- Work instructions -
How many of the lines below contain "JSON"? Reply with only that figure.

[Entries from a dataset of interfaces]
---
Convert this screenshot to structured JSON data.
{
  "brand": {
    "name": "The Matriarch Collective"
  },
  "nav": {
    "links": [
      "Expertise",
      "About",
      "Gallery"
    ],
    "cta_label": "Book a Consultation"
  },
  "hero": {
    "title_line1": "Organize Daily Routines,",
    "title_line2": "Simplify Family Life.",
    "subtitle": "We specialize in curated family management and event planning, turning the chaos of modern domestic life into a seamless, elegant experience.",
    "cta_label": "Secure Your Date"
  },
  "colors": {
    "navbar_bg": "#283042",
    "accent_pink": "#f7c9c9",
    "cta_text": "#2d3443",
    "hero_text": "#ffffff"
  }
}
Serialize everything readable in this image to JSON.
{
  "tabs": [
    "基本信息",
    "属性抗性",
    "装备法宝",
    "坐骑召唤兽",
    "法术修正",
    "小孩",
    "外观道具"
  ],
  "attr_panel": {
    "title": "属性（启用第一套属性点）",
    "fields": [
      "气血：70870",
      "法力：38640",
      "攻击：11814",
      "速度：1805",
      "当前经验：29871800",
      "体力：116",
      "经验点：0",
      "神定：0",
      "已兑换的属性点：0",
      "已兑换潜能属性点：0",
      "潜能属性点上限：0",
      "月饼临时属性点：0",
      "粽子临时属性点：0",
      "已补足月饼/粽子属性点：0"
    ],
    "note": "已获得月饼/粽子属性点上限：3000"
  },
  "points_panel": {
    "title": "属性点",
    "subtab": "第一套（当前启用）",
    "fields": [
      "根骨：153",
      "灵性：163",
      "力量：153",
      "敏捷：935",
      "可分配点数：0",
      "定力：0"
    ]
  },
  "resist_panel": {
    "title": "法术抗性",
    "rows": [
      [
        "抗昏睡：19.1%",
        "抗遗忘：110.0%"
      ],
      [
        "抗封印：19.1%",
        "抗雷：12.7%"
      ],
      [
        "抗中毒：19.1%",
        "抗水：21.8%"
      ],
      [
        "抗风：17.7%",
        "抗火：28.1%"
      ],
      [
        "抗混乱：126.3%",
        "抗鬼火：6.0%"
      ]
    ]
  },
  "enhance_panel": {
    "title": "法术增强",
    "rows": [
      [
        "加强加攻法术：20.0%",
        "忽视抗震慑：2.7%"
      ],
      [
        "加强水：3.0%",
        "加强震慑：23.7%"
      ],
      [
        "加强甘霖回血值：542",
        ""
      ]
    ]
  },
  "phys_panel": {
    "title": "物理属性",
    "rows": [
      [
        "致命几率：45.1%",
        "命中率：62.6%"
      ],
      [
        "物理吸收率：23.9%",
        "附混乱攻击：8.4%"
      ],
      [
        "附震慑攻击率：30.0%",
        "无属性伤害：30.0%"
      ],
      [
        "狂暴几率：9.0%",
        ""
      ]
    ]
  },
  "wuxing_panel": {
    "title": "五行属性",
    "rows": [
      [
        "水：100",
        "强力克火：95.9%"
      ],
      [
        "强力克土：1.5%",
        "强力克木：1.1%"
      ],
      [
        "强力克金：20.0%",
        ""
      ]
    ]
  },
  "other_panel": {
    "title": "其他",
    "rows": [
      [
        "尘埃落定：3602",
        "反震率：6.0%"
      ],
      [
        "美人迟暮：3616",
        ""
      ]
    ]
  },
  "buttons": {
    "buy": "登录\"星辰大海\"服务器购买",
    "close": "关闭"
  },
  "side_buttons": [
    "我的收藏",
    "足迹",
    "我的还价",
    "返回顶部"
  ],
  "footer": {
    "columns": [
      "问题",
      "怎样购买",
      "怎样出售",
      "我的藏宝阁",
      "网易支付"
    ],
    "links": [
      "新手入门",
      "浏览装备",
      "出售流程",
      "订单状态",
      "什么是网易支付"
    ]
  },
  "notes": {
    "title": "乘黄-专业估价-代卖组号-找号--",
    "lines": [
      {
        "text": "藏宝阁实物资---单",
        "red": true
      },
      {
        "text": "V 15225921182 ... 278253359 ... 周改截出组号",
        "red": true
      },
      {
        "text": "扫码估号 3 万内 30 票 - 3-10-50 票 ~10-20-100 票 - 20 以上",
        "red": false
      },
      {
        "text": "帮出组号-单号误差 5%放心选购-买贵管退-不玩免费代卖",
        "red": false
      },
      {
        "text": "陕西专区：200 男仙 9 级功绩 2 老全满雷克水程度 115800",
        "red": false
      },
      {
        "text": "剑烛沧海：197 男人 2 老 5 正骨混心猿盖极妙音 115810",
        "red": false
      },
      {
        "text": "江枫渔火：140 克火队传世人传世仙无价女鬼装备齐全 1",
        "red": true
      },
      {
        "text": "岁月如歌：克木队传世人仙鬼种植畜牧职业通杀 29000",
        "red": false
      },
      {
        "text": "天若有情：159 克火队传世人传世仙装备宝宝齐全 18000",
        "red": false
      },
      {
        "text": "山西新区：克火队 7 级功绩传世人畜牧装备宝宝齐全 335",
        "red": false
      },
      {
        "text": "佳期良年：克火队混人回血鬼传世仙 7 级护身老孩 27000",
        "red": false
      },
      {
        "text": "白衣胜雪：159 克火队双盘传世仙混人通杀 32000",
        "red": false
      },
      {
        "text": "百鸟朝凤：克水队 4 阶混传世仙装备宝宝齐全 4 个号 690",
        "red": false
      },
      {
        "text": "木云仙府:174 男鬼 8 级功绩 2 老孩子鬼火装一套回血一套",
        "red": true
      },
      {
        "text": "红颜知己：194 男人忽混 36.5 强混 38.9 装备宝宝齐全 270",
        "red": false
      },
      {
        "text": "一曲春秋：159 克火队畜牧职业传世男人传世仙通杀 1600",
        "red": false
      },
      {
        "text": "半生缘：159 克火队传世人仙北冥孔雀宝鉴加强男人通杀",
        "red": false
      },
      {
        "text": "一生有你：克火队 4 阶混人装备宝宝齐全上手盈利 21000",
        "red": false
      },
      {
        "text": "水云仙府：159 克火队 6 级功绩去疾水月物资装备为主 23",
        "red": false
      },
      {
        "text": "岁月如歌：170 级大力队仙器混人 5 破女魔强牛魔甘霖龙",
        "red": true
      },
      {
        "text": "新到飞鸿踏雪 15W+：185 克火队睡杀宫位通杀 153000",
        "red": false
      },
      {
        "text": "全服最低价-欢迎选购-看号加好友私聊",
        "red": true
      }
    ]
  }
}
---
- Answer to this exercise -
2